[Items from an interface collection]
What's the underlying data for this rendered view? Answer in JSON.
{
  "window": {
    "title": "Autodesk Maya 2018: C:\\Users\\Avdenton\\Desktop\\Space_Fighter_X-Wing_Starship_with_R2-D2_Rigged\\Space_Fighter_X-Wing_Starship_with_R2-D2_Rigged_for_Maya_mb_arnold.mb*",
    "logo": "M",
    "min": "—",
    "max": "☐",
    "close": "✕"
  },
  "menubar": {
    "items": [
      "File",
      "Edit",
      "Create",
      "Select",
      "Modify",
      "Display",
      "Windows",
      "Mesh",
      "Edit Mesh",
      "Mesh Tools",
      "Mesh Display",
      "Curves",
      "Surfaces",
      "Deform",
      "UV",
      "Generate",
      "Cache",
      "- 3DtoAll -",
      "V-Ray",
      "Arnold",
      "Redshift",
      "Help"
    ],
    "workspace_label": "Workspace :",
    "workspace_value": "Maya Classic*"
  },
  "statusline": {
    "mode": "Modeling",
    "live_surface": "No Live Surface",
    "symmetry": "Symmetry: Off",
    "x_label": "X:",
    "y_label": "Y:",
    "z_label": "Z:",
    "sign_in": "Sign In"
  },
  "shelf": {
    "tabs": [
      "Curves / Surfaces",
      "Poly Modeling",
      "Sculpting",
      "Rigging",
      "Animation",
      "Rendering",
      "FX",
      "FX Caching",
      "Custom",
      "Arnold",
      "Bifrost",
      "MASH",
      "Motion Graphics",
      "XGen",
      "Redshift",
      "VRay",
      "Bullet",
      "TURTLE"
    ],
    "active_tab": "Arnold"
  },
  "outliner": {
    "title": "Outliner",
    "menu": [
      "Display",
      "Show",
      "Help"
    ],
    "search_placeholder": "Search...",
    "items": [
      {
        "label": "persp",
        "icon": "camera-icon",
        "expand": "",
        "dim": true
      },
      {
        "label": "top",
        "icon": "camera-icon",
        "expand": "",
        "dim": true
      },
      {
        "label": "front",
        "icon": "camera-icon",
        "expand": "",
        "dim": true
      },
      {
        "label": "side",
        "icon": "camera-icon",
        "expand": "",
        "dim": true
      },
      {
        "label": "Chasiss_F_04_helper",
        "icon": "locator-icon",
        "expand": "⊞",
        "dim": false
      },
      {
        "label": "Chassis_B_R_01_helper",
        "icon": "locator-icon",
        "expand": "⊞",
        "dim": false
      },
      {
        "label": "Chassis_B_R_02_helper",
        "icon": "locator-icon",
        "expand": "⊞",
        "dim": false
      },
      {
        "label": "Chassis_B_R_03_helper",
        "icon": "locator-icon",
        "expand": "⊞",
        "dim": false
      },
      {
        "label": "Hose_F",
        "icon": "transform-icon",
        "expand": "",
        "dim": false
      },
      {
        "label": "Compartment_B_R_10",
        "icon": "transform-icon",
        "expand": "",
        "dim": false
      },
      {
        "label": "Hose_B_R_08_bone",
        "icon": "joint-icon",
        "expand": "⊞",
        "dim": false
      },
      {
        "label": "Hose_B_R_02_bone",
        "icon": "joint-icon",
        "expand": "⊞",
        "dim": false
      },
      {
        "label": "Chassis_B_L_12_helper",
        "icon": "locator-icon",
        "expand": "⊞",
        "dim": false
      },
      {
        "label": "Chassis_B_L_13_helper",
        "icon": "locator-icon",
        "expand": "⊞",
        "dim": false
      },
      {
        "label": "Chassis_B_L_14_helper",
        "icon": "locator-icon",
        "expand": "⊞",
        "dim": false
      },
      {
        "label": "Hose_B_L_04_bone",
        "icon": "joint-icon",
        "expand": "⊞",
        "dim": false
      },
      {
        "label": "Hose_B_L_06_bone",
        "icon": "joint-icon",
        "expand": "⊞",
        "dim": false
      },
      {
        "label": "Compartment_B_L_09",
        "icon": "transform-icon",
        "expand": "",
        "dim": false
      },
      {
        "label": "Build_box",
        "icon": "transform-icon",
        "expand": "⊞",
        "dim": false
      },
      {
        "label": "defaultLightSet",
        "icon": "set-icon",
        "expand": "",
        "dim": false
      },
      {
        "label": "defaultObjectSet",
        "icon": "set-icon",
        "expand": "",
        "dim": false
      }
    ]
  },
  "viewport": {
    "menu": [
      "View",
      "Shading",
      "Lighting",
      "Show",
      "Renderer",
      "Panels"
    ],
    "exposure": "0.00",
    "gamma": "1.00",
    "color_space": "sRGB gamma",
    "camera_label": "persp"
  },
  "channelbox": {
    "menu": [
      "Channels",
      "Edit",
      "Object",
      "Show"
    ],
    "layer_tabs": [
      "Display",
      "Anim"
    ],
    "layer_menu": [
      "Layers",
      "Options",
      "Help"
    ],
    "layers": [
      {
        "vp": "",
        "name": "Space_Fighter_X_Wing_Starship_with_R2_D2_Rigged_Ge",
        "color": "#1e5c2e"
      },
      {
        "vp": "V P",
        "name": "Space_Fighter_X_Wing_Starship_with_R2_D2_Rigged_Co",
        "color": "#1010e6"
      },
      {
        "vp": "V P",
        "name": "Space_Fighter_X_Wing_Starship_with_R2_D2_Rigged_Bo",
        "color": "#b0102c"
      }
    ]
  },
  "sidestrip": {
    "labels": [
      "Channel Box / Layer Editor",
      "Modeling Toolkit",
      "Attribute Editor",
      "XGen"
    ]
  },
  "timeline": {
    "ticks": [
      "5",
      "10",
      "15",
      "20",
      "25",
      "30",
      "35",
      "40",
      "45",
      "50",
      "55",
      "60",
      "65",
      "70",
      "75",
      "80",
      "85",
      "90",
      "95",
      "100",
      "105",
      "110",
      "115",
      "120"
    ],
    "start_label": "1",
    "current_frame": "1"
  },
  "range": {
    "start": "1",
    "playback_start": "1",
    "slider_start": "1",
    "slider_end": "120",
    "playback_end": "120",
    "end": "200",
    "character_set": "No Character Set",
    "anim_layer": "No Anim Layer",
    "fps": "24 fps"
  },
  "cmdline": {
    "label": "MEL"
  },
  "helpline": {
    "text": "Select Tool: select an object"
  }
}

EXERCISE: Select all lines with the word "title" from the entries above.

ANSWER SPACE:
    "title": "Autodesk Maya 2018: C:\\Users\\Avdenton\\Desktop\\Space_Fighter_X-Wing_Starship_with_R2-D2_Rigged\\Space_Fighter_X-Wing_Starship_with_R2-D2_Rigged_for_Maya_mb_arnold.mb*",
    "title": "Outliner",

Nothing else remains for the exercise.